Clement MK, Pimentel CS, Swaine JA, Pimentel AJ, Hutchins D, McGaughy JA (2019) Dissociable attentional effects of dopaminergic and cholinergic lesions to the anterior cingulate cortex. Neuroscience 2019 Abstracts 418.11. Society for Neuroscience, Chicago, IL.

Summary: Prior work from our lab has shown that excitotoxic lesions to the anterior cingulate cortex (ACC) impairs the ability of rats to filter certain types of distracting stimuli (Newman and McGaughy 2011). Specifically, rats with lesions of the ACC cannot filter distractors that have been made salient through pairing with reinforcement. In contrast, these same subjects can filter distracting stimuli that have not been predictive of reward. The present study investigates the effects of neuromodulator specific lesions of the same region to determine how specific neuromodulators contribute to the attentional function of ACC. Cholinergic or dopaminergic deafferentation of the ACC was achieved using either 192 IgG saporin (n=10) or dopamine transporter saporin (n=10). Lesions were restricted to the rostral portion of the area and did not spread to nearby prefrontal sub-regions e.g prelimbic cortex. After lesioning, subjects were tested in an attentional set-shifting task (Birrell and Brown 2000). While both cholinergic and dopaminergic lesions increased distractibility, these deficits were not as severe as those produced after excitotoxic lesions (n= 8). In contrast to excitotoxic lesions, both cholinergic and dopaminergic lesions also impeded formation of an attentional set.

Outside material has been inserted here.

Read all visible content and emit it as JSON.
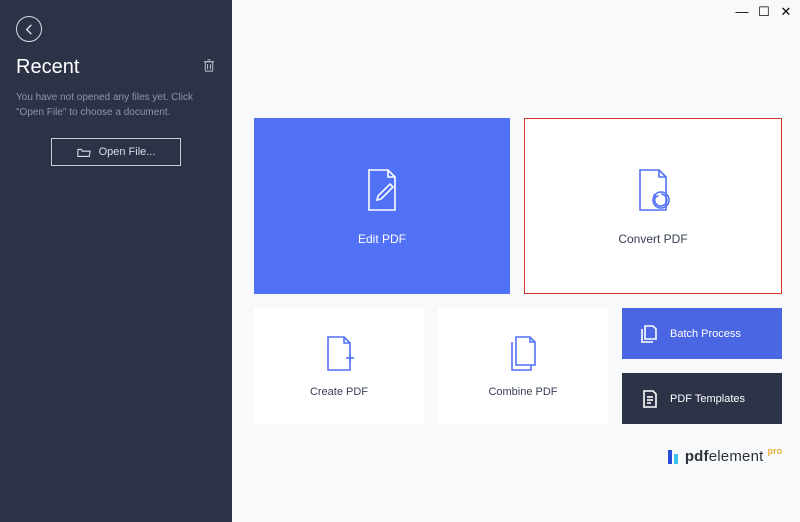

Because dopaminergic lesions produced impairments in many stages of the tasks, we hypothesized that these subjects had a more general impairment in stimulus processing. In order to address these broader processing impairments, we analyzed the data to determine whether lesioned rats showed more sensitivity to novel stimuli, or made more perseverative errors. The implications of these data for understanding the unique contributions of acetylcholine and dopamine to attentional processing in the ACC will be discussed.

Related Products: 192-IgG-SAP (Cat. #IT-01), Anti-DAT-SAP (Cat. #IT-25)